Over the weekend Michigan’s push for legal online gaming and sports betting got a bump with the news that Gretchen Whitmer, the state’s Democratic governor and its pro-gambling-expansion lawmakers are close to resolving their differences.

That’s a major concern for a state where successive governors have spoilt the legislature’s attempts to legalize online gaming on each of its previous two attempts.

Rick Snyder, Whitmer’s Republican forerunner, surprisingly vetoed a bill just days before Christmas 2017, while Whitmer refused to put pen to paper 12 months ago.

The same reason was given by both — that online casinos could cannibalize the state’s lottery revenues, which contribute a lot to Michigan’s school fund.

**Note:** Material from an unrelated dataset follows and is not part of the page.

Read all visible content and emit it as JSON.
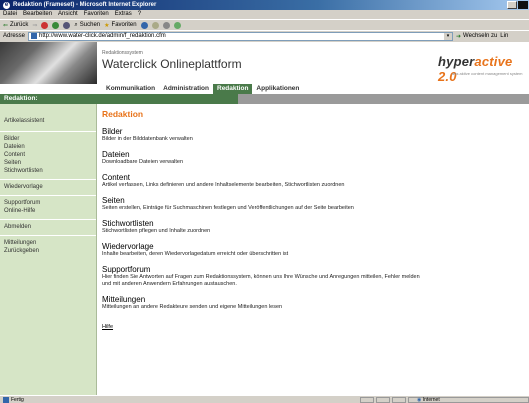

As reported by Casino.org, in the last fiscal year, the fund received nearly $1 billion from the Michigan Lottery, seven percent of which came from online games. Whitmer’s worry is that these games are much alike the slots offered by online casinos.

Progress Finally

WKAR, the local radio station reports that the legislature and governor’s assistants spent the weekend going over proposed Senate amendments to bills which were passed by the House in October, which comprises online gaming and sports betting.

As reported to WKAR Sunday by State Sen. Curtis Hertel Jr. (D–East Lansing), the breakthrough indicates a negotiation may have been reached on taxation rates, and that the governor has received guarantees over the school fund.

Hertel told WKAR, “I believe we’ve made a lot of progress with stakeholders and the administration on coming to an agreement. The administration had some real concerns and we took those into account. We’re going to make sure that the school aid fund is healthy going forward.”

The seeming progress with the Whitmer administration could set the bill up for a full Senate vote on Tuesday, one of the closing days before the legislature breaks for Christmas.

Big Demands

Previously, State Rep. Brandt Iden (R-Oshtemo Township), the bill’s main sponsor, had regretted Whitmer’s unwillingness to come to the negotiating table. The administration insisted taxes and licensing fees to be doubled for online gaming and sports betting, and recommended online slots to be dropped.

Brandt thought this would make the market shaky for prospective operators and stakeholders. However, he raised the taxation rate a bit for the bill which passed the House in October.

Hertel seems to have had more success restarting discussions with the governor, who came back to the table last week.

Now the bill goes to the Senate Regulatory Reform Committee Tuesday, where it is expected it will be accepted for a vote later that day on the Senate floor.

In case it is passed and then signed by the governor, Michigan will become the fifth state in the US to permit online gaming and the 20th to approve sports betting since the US Supreme Court shot down PASPA, the federal law which banned it.